call. A blocking operation was interrupted by a call to
||Generic error for
invalid format, bad format.
||Permission denied. An
attempt was made to access a socket in a way forbidden
by its access permissions. An example is using a
broadcast address for "sendto" without
broadcast permission being set using setsockopt
||Bad address. The
system detected an invalid pointer address in
attempting to use a pointer argument of a call. This
error occurs if an program passes an invalid pointer
value, or if the length of the buffer is too small. For
instance, if the length of an argument which is a
struct sockaddr is smaller than sizeof(struct
Some invalid argument was supplied (for example,
specifying an invalid level to the setsockopt
function). In some instances, it also refers to the
current state of the socket - for instance, calling
accept on a socket that is not listening.
||Too many open files.
Too many open sockets. Each implementation may have a
maximum number of socket handles available, either
globally, per process or per thread.
||The IP address
provided is not valid or the host specified by the IP
does not exist.
||Socket operation on a
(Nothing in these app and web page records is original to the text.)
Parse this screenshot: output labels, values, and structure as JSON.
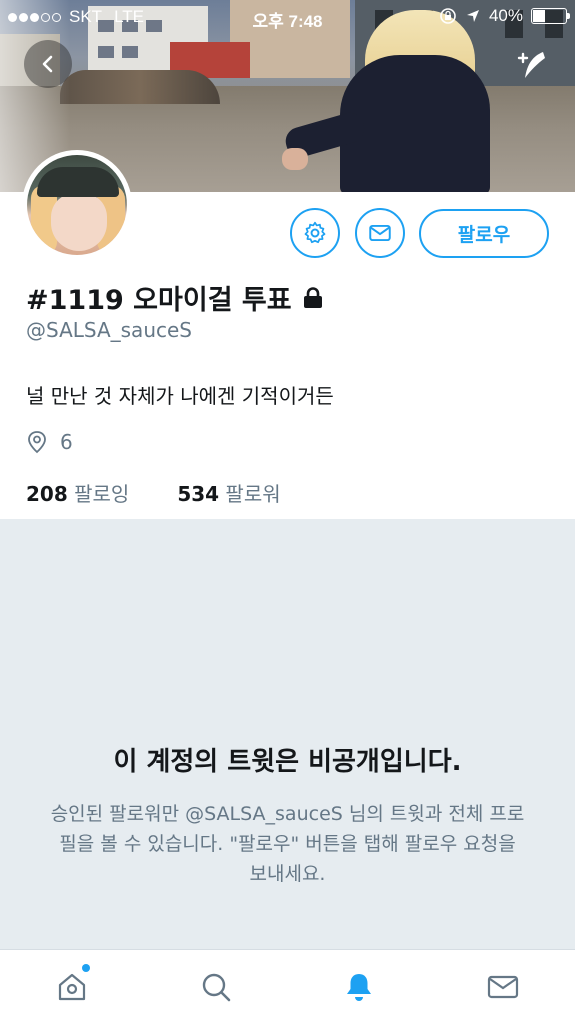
{
  "status_bar": {
    "carrier": "SKT",
    "network": "LTE",
    "time": "오후 7:48",
    "battery": "40%",
    "battery_level": 0.4
  },
  "header": {
    "back_icon": "chevron-left-icon",
    "compose_icon": "compose-tweet-icon"
  },
  "profile": {
    "name": "#1119 오마이걸 투표",
    "protected_icon": "lock-icon",
    "handle": "@SALSA_sauceS",
    "bio": "널 만난 것 자체가 나에겐 기적이거든",
    "location": "6",
    "following_count": "208",
    "following_label": "팔로잉",
    "followers_count": "534",
    "followers_label": "팔로워"
  },
  "actions": {
    "settings_icon": "gear-icon",
    "message_icon": "mail-icon",
    "follow_label": "팔로우"
  },
  "protected_notice": {
    "title": "이 계정의 트윗은 비공개입니다.",
    "body": "승인된 팔로워만 @SALSA_sauceS 님의 트윗과 전체 프로필을 볼 수 있습니다. \"팔로우\" 버튼을 탭해 팔로우 요청을 보내세요."
  },
  "tabs": [
    {
      "name": "home",
      "icon": "home-icon",
      "has_notification_dot": true
    },
    {
      "name": "search",
      "icon": "search-icon"
    },
    {
      "name": "notifications",
      "icon": "bell-icon",
      "active": true
    },
    {
      "name": "messages",
      "icon": "mail-icon"
    }
  ],
  "colors": {
    "accent": "#1da1f2",
    "muted_text": "#657786",
    "protected_bg": "#e6ecf0"
  }
}
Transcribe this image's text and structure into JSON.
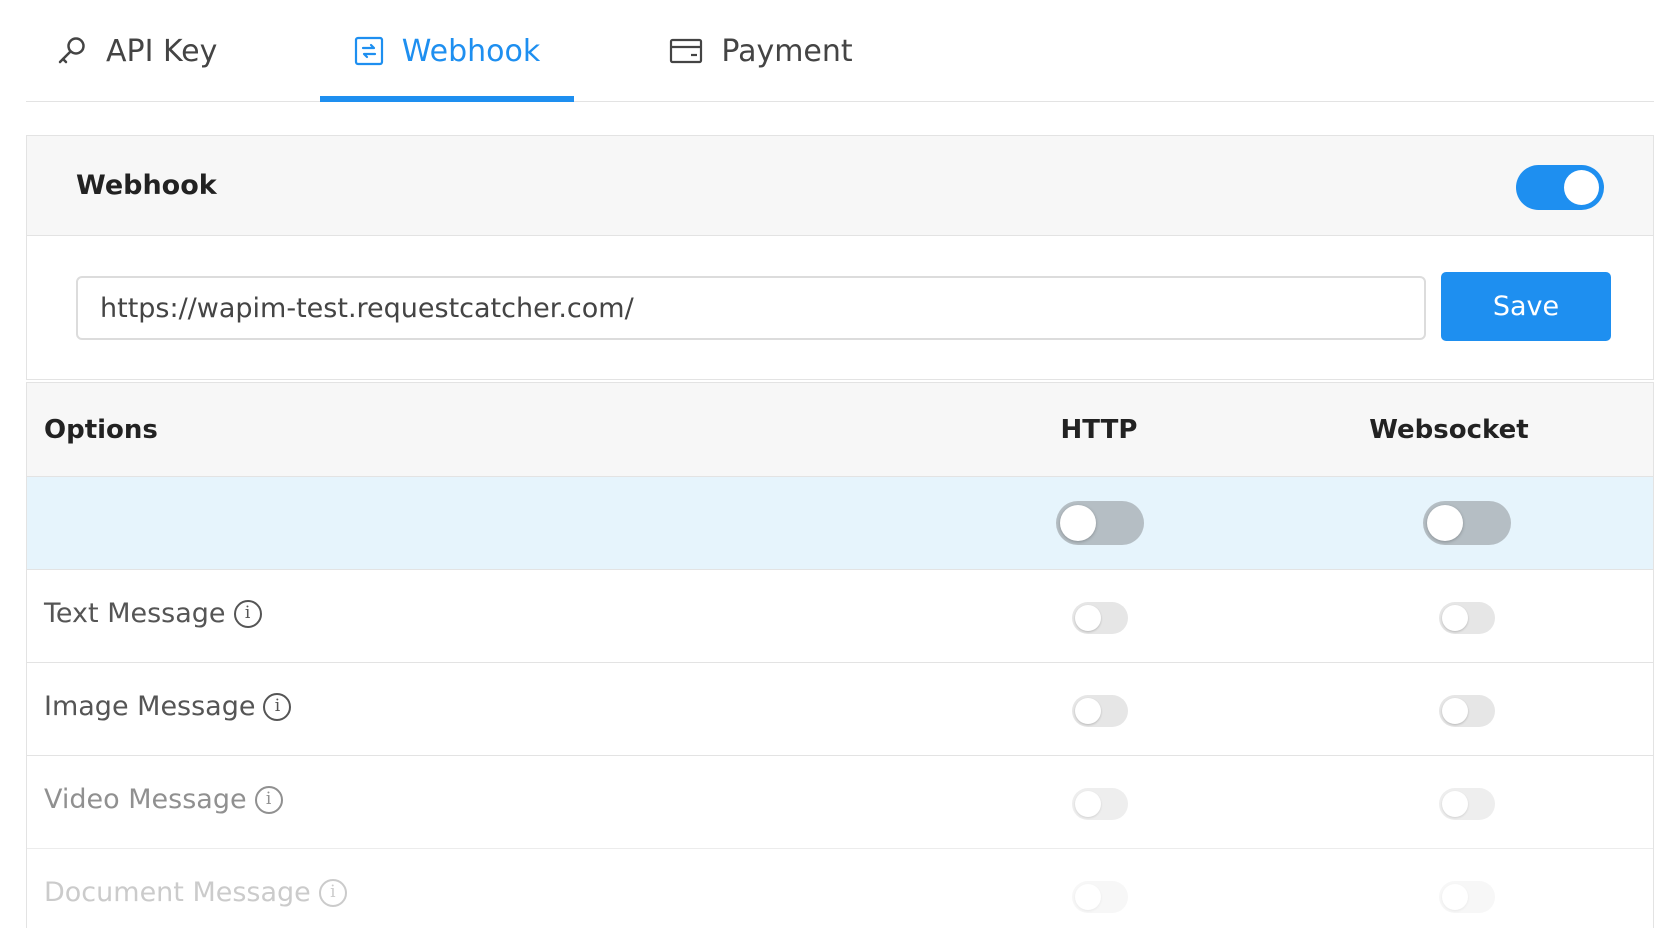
{
  "tabs": [
    {
      "label": "API Key",
      "icon": "key-icon",
      "active": false
    },
    {
      "label": "Webhook",
      "icon": "sync-icon",
      "active": true
    },
    {
      "label": "Payment",
      "icon": "credit-card-icon",
      "active": false
    }
  ],
  "webhook": {
    "title": "Webhook",
    "enabled": true,
    "url": "https://wapim-test.requestcatcher.com/",
    "save_label": "Save"
  },
  "options": {
    "headers": {
      "options": "Options",
      "http": "HTTP",
      "websocket": "Websocket"
    },
    "all": {
      "http": false,
      "websocket": false
    },
    "items": [
      {
        "label": "Text Message",
        "http": false,
        "websocket": false
      },
      {
        "label": "Image Message",
        "http": false,
        "websocket": false
      },
      {
        "label": "Video Message",
        "http": false,
        "websocket": false
      },
      {
        "label": "Document Message",
        "http": false,
        "websocket": false
      }
    ]
  },
  "colors": {
    "accent": "#1e8ff0",
    "highlight_row": "#e6f4fc"
  }
}
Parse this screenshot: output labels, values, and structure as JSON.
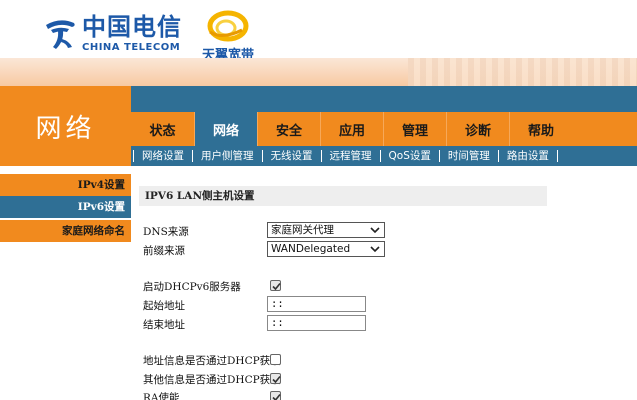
{
  "header": {
    "logo_cn": "中国电信",
    "logo_en": "CHINA TELECOM",
    "brand2": "天翼宽带"
  },
  "side_title": "网络",
  "tabs": [
    {
      "label": "状态",
      "active": false
    },
    {
      "label": "网络",
      "active": true
    },
    {
      "label": "安全",
      "active": false
    },
    {
      "label": "应用",
      "active": false
    },
    {
      "label": "管理",
      "active": false
    },
    {
      "label": "诊断",
      "active": false
    },
    {
      "label": "帮助",
      "active": false
    }
  ],
  "subnav": [
    "网络设置",
    "用户侧管理",
    "无线设置",
    "远程管理",
    "QoS设置",
    "时间管理",
    "路由设置"
  ],
  "sidebar": {
    "items": [
      {
        "label": "IPv4设置"
      },
      {
        "label": "IPv6设置"
      },
      {
        "label": "家庭网络命名"
      }
    ]
  },
  "section": {
    "title": "IPV6 LAN侧主机设置",
    "dns_source": {
      "label": "DNS来源",
      "value": "家庭网关代理"
    },
    "prefix_source": {
      "label": "前缀来源",
      "value": "WANDelegated"
    },
    "dhcpv6_server": {
      "label": "启动DHCPv6服务器",
      "checked": true
    },
    "start_addr": {
      "label": "起始地址",
      "value": "::"
    },
    "end_addr": {
      "label": "结束地址",
      "value": "::"
    },
    "addr_info_dhcp": {
      "label": "地址信息是否通过DHCP获取",
      "checked": false
    },
    "other_info_dhcp": {
      "label": "其他信息是否通过DHCP获取",
      "checked": true
    },
    "ra_enable": {
      "label": "RA使能",
      "checked": true
    }
  },
  "colors": {
    "orange": "#f18a1e",
    "blue": "#2f6f95",
    "brand_blue": "#1d59a8"
  }
}
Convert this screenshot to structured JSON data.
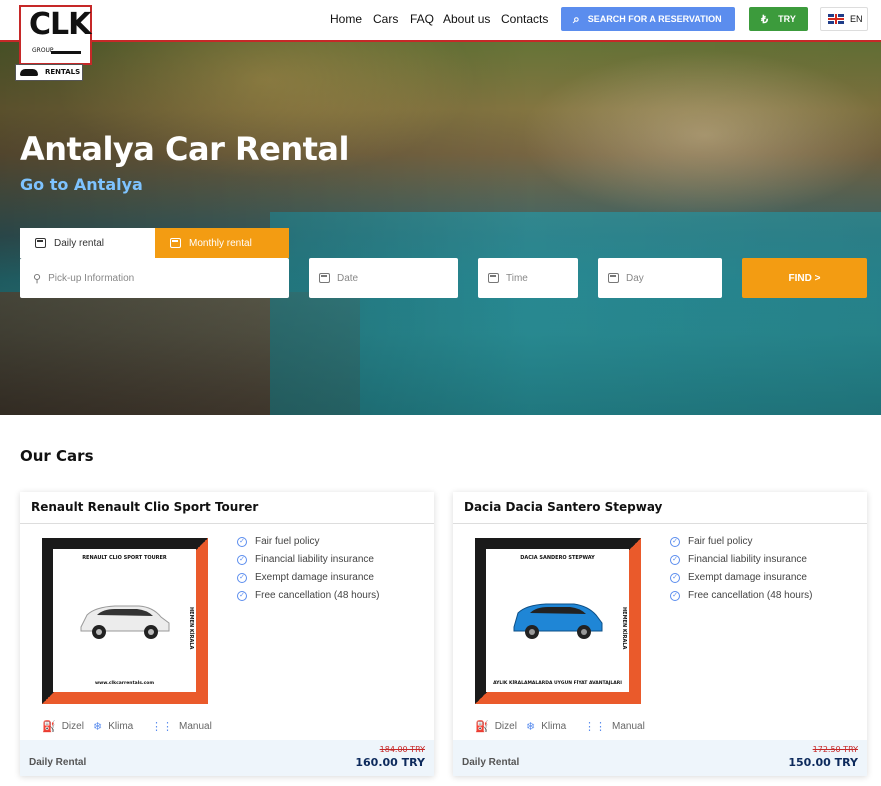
{
  "header": {
    "logo_text": "CLK",
    "logo_group": "GROUP",
    "logo_rentals": "RENTALS",
    "nav": [
      "Home",
      "Cars",
      "FAQ",
      "About us",
      "Contacts"
    ],
    "search_reservation": "SEARCH FOR A RESERVATION",
    "currency": "TRY",
    "language": "EN"
  },
  "hero": {
    "title": "Antalya Car Rental",
    "subtitle": "Go to Antalya",
    "tabs": {
      "daily": "Daily rental",
      "monthly": "Monthly rental"
    },
    "fields": {
      "pickup": "Pick-up Information",
      "date": "Date",
      "time": "Time",
      "day": "Day"
    },
    "find": "FIND  >"
  },
  "our_cars": {
    "title": "Our Cars",
    "cars": [
      {
        "name": "Renault Renault Clio Sport Tourer",
        "thumb_top": "RENAULT CLIO SPORT TOURER",
        "thumb_side": "HEMEN KİRALA",
        "thumb_bottom": "www.clkcarrentals.com",
        "features": [
          "Fair fuel policy",
          "Financial liability insurance",
          "Exempt damage insurance",
          "Free cancellation (48 hours)"
        ],
        "specs": {
          "fuel": "Dizel",
          "ac": "Klima",
          "gear": "Manual"
        },
        "label": "Daily Rental",
        "old_price": "184.00 TRY",
        "price": "160.00 TRY",
        "car_color": "#e9e9e9"
      },
      {
        "name": "Dacia Dacia Santero Stepway",
        "thumb_top": "DACIA SANDERO STEPWAY",
        "thumb_side": "HEMEN KİRALA",
        "thumb_bottom": "AYLIK KİRALAMALARDA UYGUN FİYAT AVANTAJLARI",
        "features": [
          "Fair fuel policy",
          "Financial liability insurance",
          "Exempt damage insurance",
          "Free cancellation (48 hours)"
        ],
        "specs": {
          "fuel": "Dizel",
          "ac": "Klima",
          "gear": "Manual"
        },
        "label": "Daily Rental",
        "old_price": "172.50 TRY",
        "price": "150.00 TRY",
        "car_color": "#1f86d6"
      }
    ]
  },
  "colors": {
    "accent_orange": "#f39c12",
    "reservation_blue": "#5b8dee",
    "try_green": "#3c9b3c",
    "brand_red": "#c62828",
    "price_navy": "#0d2a5c"
  }
}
non-socket. An operation was attempted on something
that is not a socket. Either the socket handle
parameter did not reference a valid socket, or for
select, a member of an fd_set was not valid.
||Address already in
use. Only one usage of each socket address (protocol/IP
address/port) is normally permitted. This error occurs
if a program attempts to bind a socket to an IP
address/port that has already been used for an existing
socket, or a socket that wasn't closed properly, or
one that is still in the process of closing. For server
programs that need to bind multiple sockets to the same
port number, consider using setsockopt(SO_REUSEADDR).
Client programs usually need not call bind at all -
connect will choose an unused port automatically.
requested address. The requested address is not valid
in its context. Normally results from an attempt to
bind to an address that is not valid for the local
machine, or connect/sendto an address or port that is
not valid for a remote machine (e.g. port 0).
||Network is down. A
socket operation encountered a dead network. This could
indicate a serious failure of the network system (the
protocol stack that the WinSock DLL runs over), the
network interface, or the local network itself.
unreachable. A socket operation was attempted to an
unreachable network. This usually means the local
software knows no route to reach the remote host.
connection on reset. The host you were connected to
crashed and rebooted. May also be returned by
setsockopt if an attempt is made to set SO_KEEPALIVE on
a connection that has already failed.
connection abort. An established connection was aborted
by the software in your host machine, possibly due to a
data transmission timeout or protocol error.
||Connection reset by
peer. An existing connection was forcibly closed by the
remote host. This normally results if the peer program
on the remote host is suddenly stopped, the host is
rebooted, or the remote host used a "hard
close" (see setsockopt for more information on the
SO_LINGER option on the remote socket.)
||Socket is not
connected. A request to send or receive data was
disallowed because the socket is not connected and
(when sending on a datagram socket using sendto) no
address was supplied. Any other type of operation might
also return this error - for example, setsockopt
setting SO_KEEPALIVE if the connection has been
||Cannot send after
socket shutdown. A request to send or receive data was
disallowed because the socket had already been shut
down in that direction with a previous shutdown call.
By calling shutdown a partial close of a socket is
requested, which is a signal that sending or receiving
or both has been discontinued.
||Connection timed out.
A connection attempt failed because the connected party
did not properly respond after a period of time, or
established connection failed because connected host
has failed to respond.
No connection could be made because the target machine
actively refused it. This usually results from trying
to connect to a service that is inactive on the foreign
host - i.e. one with no server program running.
||Specified host name
is too long.
||Host is down. A
socket operation failed because the destination host
was down. A socket operation encountered a dead host.
Networking activity on the local host has not been
initiated. These conditions are more likely to be
indicated by the error WSAETIMEDOUT.
||No route to host. A
socket operation was attempted to an unreachable host.
||Network subsystem is
unavailable. This error is returned by WSAStartup if
the Windows Sockets implementation cannot function at
this time because the underlying system it uses to
provide network services is currently unavailable.
not yet performed. Either the program has not called
WSAStartup or WSAStartup failed. The program may be
accessing a socket which the current active task does
not own (i.e. trying to share a socket between tasks),
or WSACleanup has been called too many times.
||Graceful shutdown in
progress. Returned by recv, WSARecv to indicate the
remote party has initiated a graceful shutdown
||Host not found. No
such host is known. The name is not an official
hostname or alias, or it cannot be found in the
database(s) being queried. This error may also be
returned for protocol and service queries, and means
the specified name could not be found in the relevant
not found. This is usually a temporary error during
hostname resolution and means that the local server did
not receive a response from an authoritative server. A
retry at some time later may be successful.